Jenna Clarke: And speaking of that, we’ve seen- I’ve just anecdotally, over the weekend, I’ve had friends in Perth try to book flights to Broome. And last week, it was 199 to get there with Qantas. And as of Friday, when the Premier announced that Broome will be opening up pretty soon, went up to 500. What are you going to do to fix domestic travel in this country? Because sometimes, Perth people can’t get to Sydney. They’d rather go to Bali because it’s less expensive. We need to get people travelling in our own country. Are you going to put pressure on airlines to make it cheaper for us in Perth, and you in Adelaide, to get to places like Sydney and Broome?

Simon Birmingham: We’re having discussions with the airlines about just how important it is for them to operate in a price competitive way that encourages people to get out across the country and especially to get to the regions that might traditionally be a little bit more reliant on international visitors, which is something as Australia’s Tourism Minister, I don’t usually worry about Australians travelling across Australia. My focus is usually on getting international visitors to come to Australia…

Jenna Clarke: Hence, the Hemsworth. We get it.

Simon Birmingham: …and around nine million people do each and every year when it’s a normal year. And that’s nine million people who choose Australia because of the amazing experiences, the exceptional places and the safety and the reliability and so on of Australia. And now, our effort has got to be to try to get Australians to backfill some of that in terms of going to some of the places that those international guests would have gone to. And I certainly acknowledge that up around Broome and sites like the Horizontal Falls are just incredible destinations.

And so, we’re talking to the airlines. They have businesses to run, and we’ve seen in the case of Virgin just how challenging it can be to do that profitably. But we do want to make sure that they get the right model and we’re certainly determined that when a reconfigured Virgin comes back online, that we will make sure that they get to operate in a competitive environment, where they have every chance of succeeding alongside Qantas.

Jenna Clarke: Great.
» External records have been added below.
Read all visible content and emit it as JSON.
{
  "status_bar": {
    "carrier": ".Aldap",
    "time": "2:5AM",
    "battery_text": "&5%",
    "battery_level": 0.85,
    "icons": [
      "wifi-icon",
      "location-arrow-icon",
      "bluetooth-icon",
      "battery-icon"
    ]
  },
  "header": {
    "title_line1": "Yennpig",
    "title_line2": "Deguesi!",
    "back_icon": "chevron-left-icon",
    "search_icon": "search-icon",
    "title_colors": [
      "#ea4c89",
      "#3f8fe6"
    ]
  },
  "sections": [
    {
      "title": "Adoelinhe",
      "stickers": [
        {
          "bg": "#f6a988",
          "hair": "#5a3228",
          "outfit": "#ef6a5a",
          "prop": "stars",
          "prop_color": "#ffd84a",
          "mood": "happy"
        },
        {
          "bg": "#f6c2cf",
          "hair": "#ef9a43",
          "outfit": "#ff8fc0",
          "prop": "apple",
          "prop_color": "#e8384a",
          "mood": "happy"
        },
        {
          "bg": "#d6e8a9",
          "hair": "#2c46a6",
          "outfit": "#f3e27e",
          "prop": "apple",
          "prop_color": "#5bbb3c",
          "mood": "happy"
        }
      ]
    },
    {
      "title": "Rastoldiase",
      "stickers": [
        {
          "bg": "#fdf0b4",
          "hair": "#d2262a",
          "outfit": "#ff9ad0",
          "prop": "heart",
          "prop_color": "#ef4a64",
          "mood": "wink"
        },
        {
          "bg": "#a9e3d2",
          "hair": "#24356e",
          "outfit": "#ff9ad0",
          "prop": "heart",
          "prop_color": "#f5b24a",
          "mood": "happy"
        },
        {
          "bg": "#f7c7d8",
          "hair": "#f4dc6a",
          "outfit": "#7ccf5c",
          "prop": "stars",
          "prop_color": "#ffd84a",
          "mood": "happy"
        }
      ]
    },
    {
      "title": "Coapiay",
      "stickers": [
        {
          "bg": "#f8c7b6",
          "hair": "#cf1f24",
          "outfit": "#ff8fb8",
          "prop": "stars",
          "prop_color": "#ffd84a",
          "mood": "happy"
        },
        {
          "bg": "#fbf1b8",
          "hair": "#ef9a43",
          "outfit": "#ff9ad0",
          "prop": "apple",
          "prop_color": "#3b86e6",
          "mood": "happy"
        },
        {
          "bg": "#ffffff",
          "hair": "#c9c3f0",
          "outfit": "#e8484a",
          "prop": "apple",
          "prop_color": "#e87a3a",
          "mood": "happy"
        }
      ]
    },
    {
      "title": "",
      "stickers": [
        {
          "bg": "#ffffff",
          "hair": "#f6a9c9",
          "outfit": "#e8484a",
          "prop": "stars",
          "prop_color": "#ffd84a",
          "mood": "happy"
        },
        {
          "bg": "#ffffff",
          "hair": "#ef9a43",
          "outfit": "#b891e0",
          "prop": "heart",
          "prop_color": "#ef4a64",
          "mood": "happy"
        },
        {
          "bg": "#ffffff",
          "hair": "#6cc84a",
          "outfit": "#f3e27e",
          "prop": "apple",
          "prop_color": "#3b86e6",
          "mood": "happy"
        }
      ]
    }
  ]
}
That is good to hear that you’ll be keeping one eye on that. Federal Trade and Tourism Minister Simon Birmingham, thank you so very much for joining us on The West Live.